§ Aim of the task: Give back the full data character for character.
═══ Entries provided
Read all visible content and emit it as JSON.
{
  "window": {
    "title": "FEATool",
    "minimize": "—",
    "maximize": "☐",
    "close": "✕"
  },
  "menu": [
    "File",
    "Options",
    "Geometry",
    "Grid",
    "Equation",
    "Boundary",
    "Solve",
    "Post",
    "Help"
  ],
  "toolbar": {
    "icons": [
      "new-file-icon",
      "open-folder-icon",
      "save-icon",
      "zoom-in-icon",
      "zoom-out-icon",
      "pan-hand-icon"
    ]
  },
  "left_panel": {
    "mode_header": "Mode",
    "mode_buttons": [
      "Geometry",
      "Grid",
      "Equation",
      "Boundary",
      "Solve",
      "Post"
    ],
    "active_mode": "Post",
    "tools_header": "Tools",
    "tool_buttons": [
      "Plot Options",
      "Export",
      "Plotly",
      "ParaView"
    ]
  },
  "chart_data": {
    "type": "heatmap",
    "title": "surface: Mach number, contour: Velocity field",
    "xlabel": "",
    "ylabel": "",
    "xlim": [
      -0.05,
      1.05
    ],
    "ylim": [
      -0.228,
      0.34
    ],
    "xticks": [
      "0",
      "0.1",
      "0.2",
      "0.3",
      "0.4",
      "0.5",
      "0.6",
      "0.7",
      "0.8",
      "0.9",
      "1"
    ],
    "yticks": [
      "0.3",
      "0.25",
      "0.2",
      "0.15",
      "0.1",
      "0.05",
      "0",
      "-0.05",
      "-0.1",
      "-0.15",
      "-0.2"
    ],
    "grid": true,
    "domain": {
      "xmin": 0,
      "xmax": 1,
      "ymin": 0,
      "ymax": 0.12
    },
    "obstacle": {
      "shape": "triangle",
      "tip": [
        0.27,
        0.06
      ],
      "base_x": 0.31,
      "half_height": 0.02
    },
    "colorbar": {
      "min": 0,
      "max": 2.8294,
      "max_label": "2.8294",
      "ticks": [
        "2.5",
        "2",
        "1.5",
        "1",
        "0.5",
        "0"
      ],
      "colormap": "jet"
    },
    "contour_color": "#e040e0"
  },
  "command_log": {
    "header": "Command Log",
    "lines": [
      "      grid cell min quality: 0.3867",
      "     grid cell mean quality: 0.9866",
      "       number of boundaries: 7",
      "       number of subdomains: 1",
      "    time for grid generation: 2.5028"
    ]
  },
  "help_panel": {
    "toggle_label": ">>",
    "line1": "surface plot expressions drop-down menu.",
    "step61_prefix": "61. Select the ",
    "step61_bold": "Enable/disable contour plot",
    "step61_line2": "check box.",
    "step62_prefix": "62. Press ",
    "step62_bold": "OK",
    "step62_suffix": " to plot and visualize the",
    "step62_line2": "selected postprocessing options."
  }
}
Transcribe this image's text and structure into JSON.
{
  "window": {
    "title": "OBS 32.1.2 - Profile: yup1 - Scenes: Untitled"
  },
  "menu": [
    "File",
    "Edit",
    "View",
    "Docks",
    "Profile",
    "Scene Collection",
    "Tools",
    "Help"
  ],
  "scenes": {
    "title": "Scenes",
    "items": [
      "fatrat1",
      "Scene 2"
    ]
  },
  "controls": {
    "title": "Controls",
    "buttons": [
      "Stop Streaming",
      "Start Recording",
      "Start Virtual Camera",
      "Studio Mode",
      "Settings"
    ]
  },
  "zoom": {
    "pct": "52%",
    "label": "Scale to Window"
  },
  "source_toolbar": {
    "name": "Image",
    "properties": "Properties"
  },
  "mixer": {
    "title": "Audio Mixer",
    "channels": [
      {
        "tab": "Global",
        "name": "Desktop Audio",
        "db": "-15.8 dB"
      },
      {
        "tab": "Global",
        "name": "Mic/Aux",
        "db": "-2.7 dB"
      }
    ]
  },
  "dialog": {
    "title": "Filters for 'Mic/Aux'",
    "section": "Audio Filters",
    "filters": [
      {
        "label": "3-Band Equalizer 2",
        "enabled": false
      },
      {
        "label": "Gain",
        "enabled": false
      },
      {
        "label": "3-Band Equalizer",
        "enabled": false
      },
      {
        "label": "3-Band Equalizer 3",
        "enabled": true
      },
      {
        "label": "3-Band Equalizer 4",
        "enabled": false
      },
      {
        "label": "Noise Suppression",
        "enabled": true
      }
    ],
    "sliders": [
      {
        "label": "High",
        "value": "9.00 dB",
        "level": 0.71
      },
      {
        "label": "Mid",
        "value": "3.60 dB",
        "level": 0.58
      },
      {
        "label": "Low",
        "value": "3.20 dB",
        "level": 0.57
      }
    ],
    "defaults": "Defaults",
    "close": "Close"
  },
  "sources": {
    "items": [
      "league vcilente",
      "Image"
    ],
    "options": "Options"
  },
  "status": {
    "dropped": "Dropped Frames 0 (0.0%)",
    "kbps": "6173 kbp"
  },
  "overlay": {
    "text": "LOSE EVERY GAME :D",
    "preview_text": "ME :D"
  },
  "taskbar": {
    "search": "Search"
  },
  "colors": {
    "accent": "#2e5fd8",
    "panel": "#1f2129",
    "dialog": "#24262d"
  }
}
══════
§ Reply:
Read all visible content and emit it as JSON.
{
  "window": {
    "title": "FEATool",
    "minimize": "—",
    "maximize": "☐",
    "close": "✕"
  },
  "menu": [
    "File",
    "Options",
    "Geometry",
    "Grid",
    "Equation",
    "Boundary",
    "Solve",
    "Post",
    "Help"
  ],
  "toolbar": {
    "icons": [
      "new-file-icon",
      "open-folder-icon",
      "save-icon",
      "zoom-in-icon",
      "zoom-out-icon",
      "pan-hand-icon"
    ]
  },
  "left_panel": {
    "mode_header": "Mode",
    "mode_buttons": [
      "Geometry",
      "Grid",
      "Equation",
      "Boundary",
      "Solve",
      "Post"
    ],
    "active_mode": "Post",
    "tools_header": "Tools",
    "tool_buttons": [
      "Plot Options",
      "Export",
      "Plotly",
      "ParaView"
    ]
  },
  "chart_data": {
    "type": "heatmap",
    "title": "surface: Mach number, contour: Velocity field",
    "xlabel": "",
    "ylabel": "",
    "xlim": [
      -0.05,
      1.05
    ],
    "ylim": [
      -0.228,
      0.34
    ],
    "xticks": [
      "0",
      "0.1",
      "0.2",
      "0.3",
      "0.4",
      "0.5",
      "0.6",
      "0.7",
      "0.8",
      "0.9",
      "1"
    ],
    "yticks": [
      "0.3",
      "0.25",
      "0.2",
      "0.15",
      "0.1",
      "0.05",
      "0",
      "-0.05",
      "-0.1",
      "-0.15",
      "-0.2"
    ],
    "grid": true,
    "domain": {
      "xmin": 0,
      "xmax": 1,
      "ymin": 0,
      "ymax": 0.12
    },
    "obstacle": {
      "shape": "triangle",
      "tip": [
        0.27,
        0.06
      ],
      "base_x": 0.31,
      "half_height": 0.02
    },
    "colorbar": {
      "min": 0,
      "max": 2.8294,
      "max_label": "2.8294",
      "ticks": [
        "2.5",
        "2",
        "1.5",
        "1",
        "0.5",
        "0"
      ],
      "colormap": "jet"
    },
    "contour_color": "#e040e0"
  },
  "command_log": {
    "header": "Command Log",
    "lines": [
      "      grid cell min quality: 0.3867",
      "     grid cell mean quality: 0.9866",
      "       number of boundaries: 7",
      "       number of subdomains: 1",
      "    time for grid generation: 2.5028"
    ]
  },
  "help_panel": {
    "toggle_label": ">>",
    "line1": "surface plot expressions drop-down menu.",
    "step61_prefix": "61. Select the ",
    "step61_bold": "Enable/disable contour plot",
    "step61_line2": "check box.",
    "step62_prefix": "62. Press ",
    "step62_bold": "OK",
    "step62_suffix": " to plot and visualize the",
    "step62_line2": "selected postprocessing options."
  }
}
Transcribe this image's text and structure into JSON.
{
  "window": {
    "title": "OBS 32.1.2 - Profile: yup1 - Scenes: Untitled"
  },
  "menu": [
    "File",
    "Edit",
    "View",
    "Docks",
    "Profile",
    "Scene Collection",
    "Tools",
    "Help"
  ],
  "scenes": {
    "title": "Scenes",
    "items": [
      "fatrat1",
      "Scene 2"
    ]
  },
  "controls": {
    "title": "Controls",
    "buttons": [
      "Stop Streaming",
      "Start Recording",
      "Start Virtual Camera",
      "Studio Mode",
      "Settings"
    ]
  },
  "zoom": {
    "pct": "52%",
    "label": "Scale to Window"
  },
  "source_toolbar": {
    "name": "Image",
    "properties": "Properties"
  },
  "mixer": {
    "title": "Audio Mixer",
    "channels": [
      {
        "tab": "Global",
        "name": "Desktop Audio",
        "db": "-15.8 dB"
      },
      {
        "tab": "Global",
        "name": "Mic/Aux",
        "db": "-2.7 dB"
      }
    ]
  },
  "dialog": {
    "title": "Filters for 'Mic/Aux'",
    "section": "Audio Filters",
    "filters": [
      {
        "label": "3-Band Equalizer 2",
        "enabled": false
      },
      {
        "label": "Gain",
        "enabled": false
      },
      {
        "label": "3-Band Equalizer",
        "enabled": false
      },
      {
        "label": "3-Band Equalizer 3",
        "enabled": true
      },
      {
        "label": "3-Band Equalizer 4",
        "enabled": false
      },
      {
        "label": "Noise Suppression",
        "enabled": true
      }
    ],
    "sliders": [
      {
        "label": "High",
        "value": "9.00 dB",
        "level": 0.71
      },
      {
        "label": "Mid",
        "value": "3.60 dB",
        "level": 0.58
      },
      {
        "label": "Low",
        "value": "3.20 dB",
        "level": 0.57
      }
    ],
    "defaults": "Defaults",
    "close": "Close"
  },
  "sources": {
    "items": [
      "league vcilente",
      "Image"
    ],
    "options": "Options"
  },
  "status": {
    "dropped": "Dropped Frames 0 (0.0%)",
    "kbps": "6173 kbp"
  },
  "overlay": {
    "text": "LOSE EVERY GAME :D",
    "preview_text": "ME :D"
  },
  "taskbar": {
    "search": "Search"
  },
  "colors": {
    "accent": "#2e5fd8",
    "panel": "#1f2129",
    "dialog": "#24262d"
  }
}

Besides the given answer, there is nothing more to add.